The contractors hope that all will be completed by April.  This will complete the whole project, which has taken 6 years in all from conception to completion and at no cost to Borough residents. ” This has been something that we have longed for in Horsell and we are proud of what has been achieved for the village and all its residents – Young and old alike” said Colin and Beryl and Anne.

Plans approved for the new facilities at the allotments in Bullbeggars Lane

On Tuesday 8th March the Planning Committee approved the plans for the allotments along Bullbeggars Lane. The new facilities will bring a new kitchen, washroom facilities, store room and a shop to this very popular area.  It was over a year ago that having been approached by the Chairman of the allotments, Colin and I were asked to try to move this forward, not just as an idea but a reality.  We met with WBC officers and plans were put in place as well as the finances to cover the whole building costs and its facilities.  Now that planning permission has been approved, it is hoped that building works will begin as soon as possible.  We look forward to seeing the project completed this year.

Community clean up day on Horsell Moor Saturday 11th March

After nearly 6 months of planning and liaising with WBC, the Horsell residents were out in force last weekend to work around the Horsell Moor area.  About 28 people came and part way through there was coffee/ tea and cookies for the workers on what was a rather foggy morning.  Three areas were identified as needing attention along the whole stretch of the Moor and the work party divided into three groups to tackle the undergrowth within the wooded areas and along the edges of the trees.  At the same time litter was also collected and bagged so that SERCO could collect during the week.

Everyone had a really good time and in many cases new friendships were made as residents worked together.. Increasingly Horsell is becoming well known as an area that cares for the environment and the woodland areas around its borders.  They have already tackled Pares Woodland Garden at the top of the Community Buildings area in the centre of the village and again SERCO has worked with the residents to clear the rubbish that has been collected.  Other work parties have tackled the footpaths that criss cross the whole area, cutting back vegetation so that people can use them easily..
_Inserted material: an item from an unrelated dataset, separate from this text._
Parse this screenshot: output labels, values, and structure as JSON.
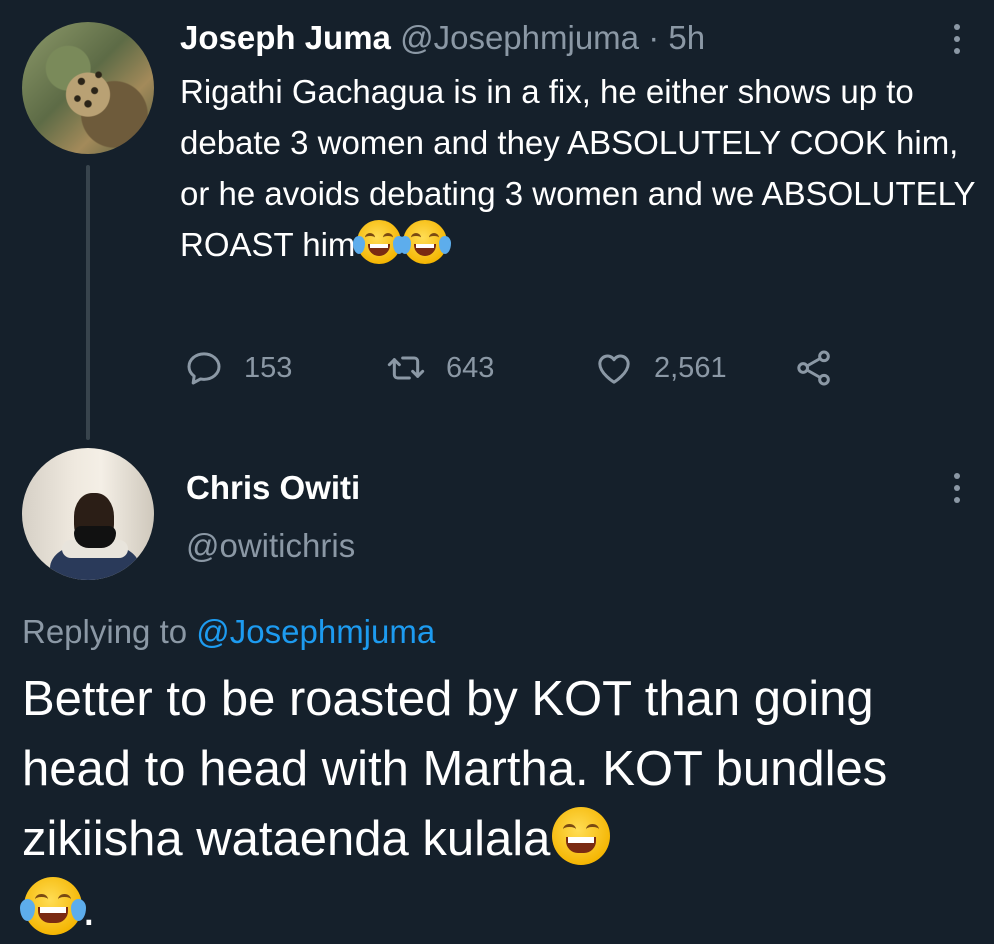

We as borough councillors  have helped in this process by getting some main footpaths resurfaced for the benefit of all. Next week on Saturday 19th March there will be the second work party at Horsell Moor. Come and help us as residents we love having new comers!